I’m very fortunate to have both my Nans still alive today.  I love talking to them about their early years, and I’m constantly curious to hear about the lives that seem very different to the one I’ve known. One particular story I am always happy to hear my paternal nan retell, is about her moving to a new home.

She’d never seen anything like it, it was utterly breathtaking.’  ‘…had they suddenly become Royalty?’

Jennie Louisa Perkins (my paternal grandmother) spent the first few years of her life in ‘rooms’ in Bethnal Green.  She, her parents and baby sister lived on the top floor of a three-storey house.  They had two rooms – the main living room (which served as a kitchen/lounge/dining room) and a bedroom.  The bedroom had two beds, one for the parents, and one for the two sisters to share.  There was no bathroom.  A galvanized iron bath hung on a nail in the main room, and was used to wash the laundry……..and the family.  The ‘privy’ was outside in the yard, and was shared by all the residents in the property.  There was no running water; Nan remembers her mother (my great grandmother) carrying a large white enamel jug downstairs to the outside tap, heaving it up and down the stairs to refill several times a day.

In January 1934, when Nan was around 5 years old, the family moved from Bethnal Green to Becontree.  She remembers vividly, walking into her new home for the first time.  It was like a palace!  She’d never seen anything like it, it was utterly breathtaking.   There were electric lights, and Nan remembers being able to turn them on and off ‘like magic’ via a switch on the wall.  Taps in the kitchen had not just cold, but also HOT running water!  It was so posh!  The enamel bath in the kitchen, had a copper at one end (used for boiling water).  Her father covered the bath with a wooden board, so it could function as a worktop when not in use.  They even had a garden!  In Bethnal Green, they’d shared a small, paved yard.  In Becontree, my great grandfather grew vegetables and kept rabbits (to eat of course).  Nan recalls how everything was brand new, even the local school.  Reminiscing, she laughs at a thought she’d had at the time, ‘had they suddenly become royalty?’.

Photo from Historic England Archive. Part of Becontree Estate under construction in 1927.

I asked Nan if it was lonely being in a new town, and whether she had missed her friends from Bethnal Green, but she replied no.  Many family members and old neighbours had also moved out to Essex; her mother’s friend ‘Aunt’ Lou and her two daughters (Lou-Lou and Rosie), had moved to Becontree too.  It was like a home from home.  She describes the houses as being in a ‘banjo’ layout; they had their own sort of micro-community where everyone looked out for each other.  My great grandmother ran a kind of savings club.  She would collect money from each household every week, then a name would be pulled out of a hat.  The lady whose name had been picked, received the money-pot for that week.  The lady’s name would then be discarded so she wasn’t picked again, ensuring everybody had their turn in ‘winning’.  Nan says that this money was often used to buy new clothes/shoes for the children.
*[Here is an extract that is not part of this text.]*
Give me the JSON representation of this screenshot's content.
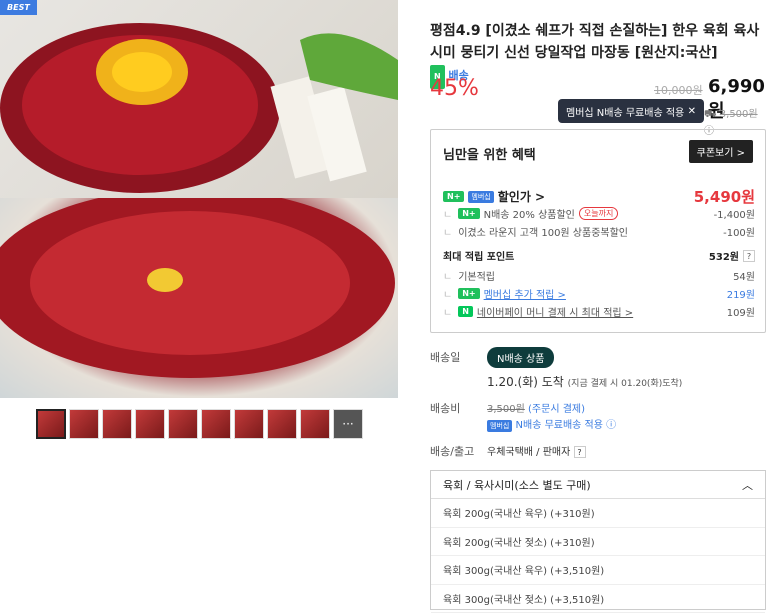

Jennie Louisa Perkins circa 1938

Nan’s ‘palace’ in Becontree seems basic compared to my childhood home – with a fridge-freezer, vacuum cleaner and television; but it’s all relative isn’t it? My great great grandmother Eliza would have thought Nan’s simple rooms in Bethnal Green were luxurious!  After Eliza’s parents died of TB, she and her siblings were sent to an orphanage. Privacy was unheard of, so the idea of a bedroom for just four, or a dip in a galvanized bath in her own personal kitchen, would have been a dream.  I wonder what she would think of my life today, with the world at the touch of my fingertips?
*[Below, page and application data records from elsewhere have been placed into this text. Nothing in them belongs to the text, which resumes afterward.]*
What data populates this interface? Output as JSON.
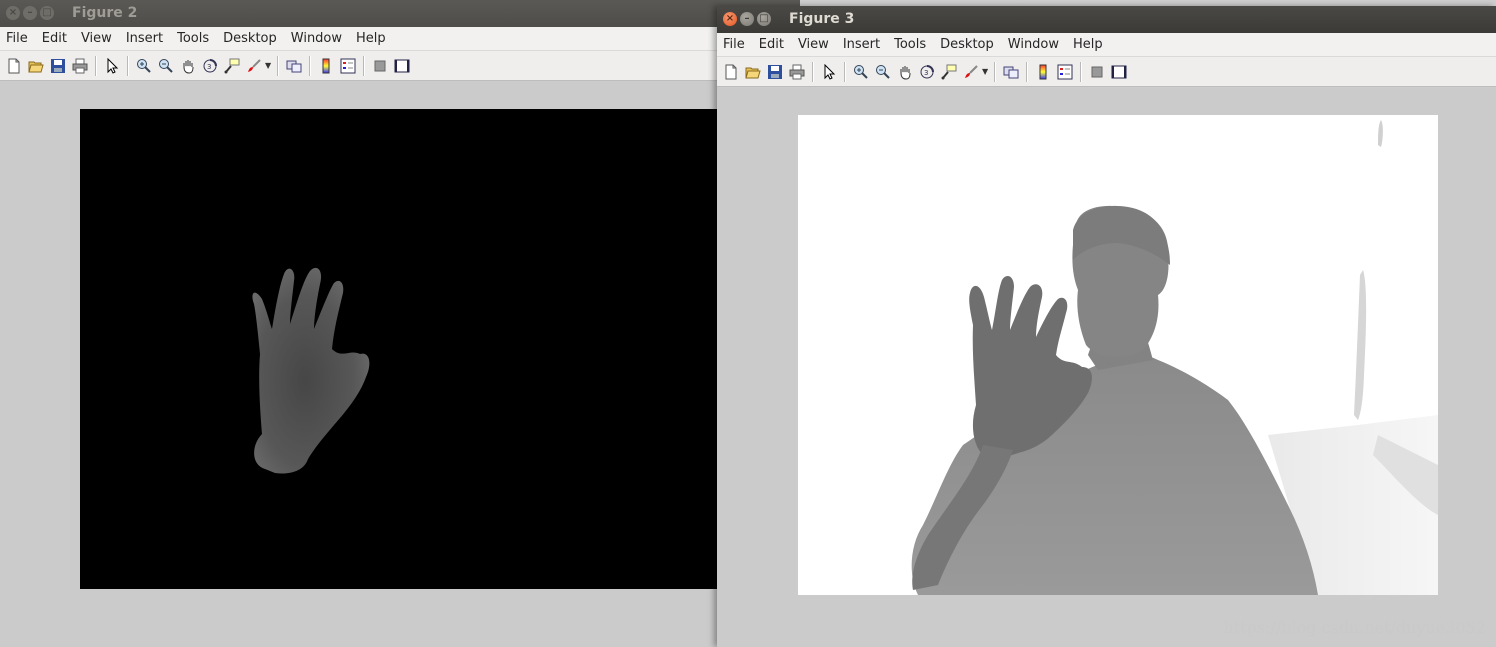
{
  "figure2": {
    "title": "Figure 2",
    "menu": [
      "File",
      "Edit",
      "View",
      "Insert",
      "Tools",
      "Desktop",
      "Window",
      "Help"
    ],
    "menu_mnemonic": [
      "F",
      "E",
      "V",
      "I",
      "T",
      "D",
      "W",
      "H"
    ]
  },
  "figure3": {
    "title": "Figure 3",
    "menu": [
      "File",
      "Edit",
      "View",
      "Insert",
      "Tools",
      "Desktop",
      "Window",
      "Help"
    ]
  },
  "window_buttons": {
    "close": "×",
    "minimize": "–",
    "maximize": "□"
  },
  "toolbar_icons": [
    "new-figure-icon",
    "open-file-icon",
    "save-figure-icon",
    "print-figure-icon",
    "edit-plot-icon",
    "zoom-in-icon",
    "zoom-out-icon",
    "pan-icon",
    "rotate-3d-icon",
    "data-cursor-icon",
    "brush-icon",
    "link-plot-icon",
    "insert-colorbar-icon",
    "insert-legend-icon",
    "hide-plot-tools-icon",
    "show-plot-tools-icon"
  ],
  "watermark": "https://blog.csdn.net/duyue3052",
  "colors": {
    "titlebar_active": "#3b3a36",
    "close_button": "#e2531e",
    "figure_bg": "#cbcbcb",
    "depth_mask_bg": "#000000",
    "depth_image_bg": "#ffffff"
  }
}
Science and technology has progressed exponentially in the last hundred years, creating another world that would be unimagineable to our forebears. But like many of you, I owe much credit for all the things I have today to my ancestors. Each generation in my family worked hard, fought and strived to make a better life for the next, for which I will be eternally grateful.
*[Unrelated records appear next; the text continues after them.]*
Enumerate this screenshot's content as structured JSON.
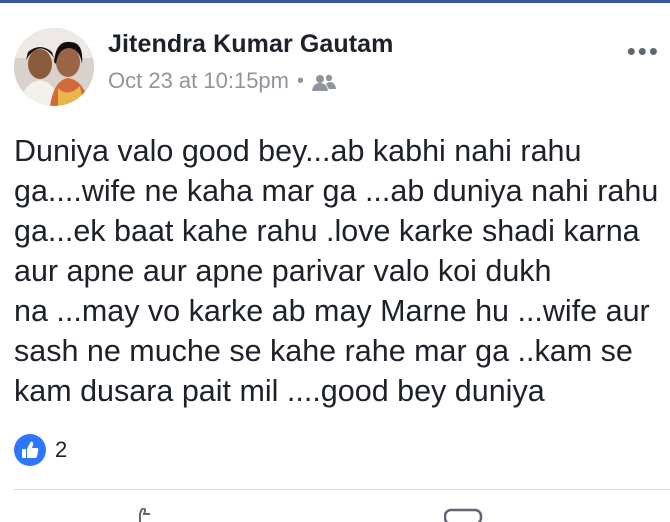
{
  "post": {
    "author": "Jitendra Kumar Gautam",
    "timestamp": "Oct 23 at 10:15pm",
    "separator": "•",
    "audience_icon": "friends-icon",
    "more_label": "•••",
    "text_lines": [
      "Duniya valo good bey...ab kabhi nahi rahu",
      "ga....wife ne kaha mar ga ...ab duniya nahi rahu",
      "ga...ek baat kahe rahu .love karke shadi karna",
      "aur apne  aur apne parivar valo koi dukh",
      "na ...may vo karke ab may Marne hu ...wife aur",
      "sash ne muche se kahe rahe mar ga ..kam se",
      "kam dusara pait mil ....good bey duniya"
    ],
    "reactions": {
      "icon": "like-icon",
      "count": "2"
    }
  },
  "colors": {
    "brand": "#3b5998",
    "like_blue": "#2f76ff",
    "meta_gray": "#90949c",
    "text": "#1d2129"
  }
}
Huge thanks go to Colin Pickett for use of the photo of the Becontree Bus (circa 1934).